According to a Dec. 20 Times Record report, Rep. Denny Altes is once again pitching a “Bible class curriculum” in public schools. Presumably, this will be paid for with tax dollars, and presumably, such will comport with Rep. Altes’ peculiar stripe of Christianity. This was tried 200-plus years ago with a bill establishing a provision for teachers of the Christian religion. James Madison and Thomas Jefferson, among others, opposed such in the famous “Memorial and Remonstrance,” which stated, “the free men of America saw all the consequences in the principle, and they avoided the consequences by denying the principle. … Who does not see that the same authority which can establish Christianity, in exclusion of all other Religions, may establish with the same ease any particular sect of Christians, in exclusion of all other Sects? That the same authority which can force a citizen to contribute three pence only of his property for the support of any one establishment, may force him to conform to any other establishment in all cases whatsoever?” Madison and Jefferson prevailed, and the ill-conceived bill was soundly defeated.
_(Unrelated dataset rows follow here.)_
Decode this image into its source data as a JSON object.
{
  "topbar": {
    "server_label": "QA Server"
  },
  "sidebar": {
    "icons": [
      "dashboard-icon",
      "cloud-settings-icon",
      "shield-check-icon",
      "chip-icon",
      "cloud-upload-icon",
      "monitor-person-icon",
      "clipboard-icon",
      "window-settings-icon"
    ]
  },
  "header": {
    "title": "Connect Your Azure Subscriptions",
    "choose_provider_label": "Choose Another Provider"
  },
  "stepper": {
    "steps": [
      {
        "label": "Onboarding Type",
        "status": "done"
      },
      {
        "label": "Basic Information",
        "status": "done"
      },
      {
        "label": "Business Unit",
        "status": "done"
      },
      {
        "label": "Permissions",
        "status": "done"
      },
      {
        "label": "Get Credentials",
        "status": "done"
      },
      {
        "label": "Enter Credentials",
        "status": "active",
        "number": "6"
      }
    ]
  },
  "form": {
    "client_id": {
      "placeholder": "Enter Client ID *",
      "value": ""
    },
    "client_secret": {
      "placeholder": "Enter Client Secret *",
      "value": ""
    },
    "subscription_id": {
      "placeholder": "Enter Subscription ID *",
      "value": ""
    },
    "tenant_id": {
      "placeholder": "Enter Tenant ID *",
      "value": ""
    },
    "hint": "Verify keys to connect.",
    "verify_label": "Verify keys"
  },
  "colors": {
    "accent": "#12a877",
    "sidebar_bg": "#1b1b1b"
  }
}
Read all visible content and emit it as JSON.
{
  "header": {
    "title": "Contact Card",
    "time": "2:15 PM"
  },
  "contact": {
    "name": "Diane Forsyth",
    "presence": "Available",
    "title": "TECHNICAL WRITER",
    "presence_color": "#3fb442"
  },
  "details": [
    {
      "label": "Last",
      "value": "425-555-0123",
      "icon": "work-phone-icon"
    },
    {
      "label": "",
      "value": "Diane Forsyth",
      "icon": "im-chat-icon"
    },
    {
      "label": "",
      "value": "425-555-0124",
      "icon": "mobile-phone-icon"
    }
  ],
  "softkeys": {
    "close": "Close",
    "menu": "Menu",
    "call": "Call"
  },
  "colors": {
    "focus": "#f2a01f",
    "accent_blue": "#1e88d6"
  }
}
Jefferson noted in his autobiography: “(In) the bill for establishing religious freedom … a singular proposition proved that its protection of opinion was meant to be universal. Where the preamble declares, that coercion is a departure from the plan of the holy author of our religion, an amendment was proposed, by inserting the word ‘Jesus Christ,’ so that it should read ‘a departure from the plan of Jesus Christ, the holy author of our religion;’ the insertion was rejected by a great majority, in proof that they meant to comprehend, within the mantle of its protection, the Jew and the Gentile, the Christian and Mahometan, the Hindu, and Infidel of every denomination.”
Jefferson and Madison were correct.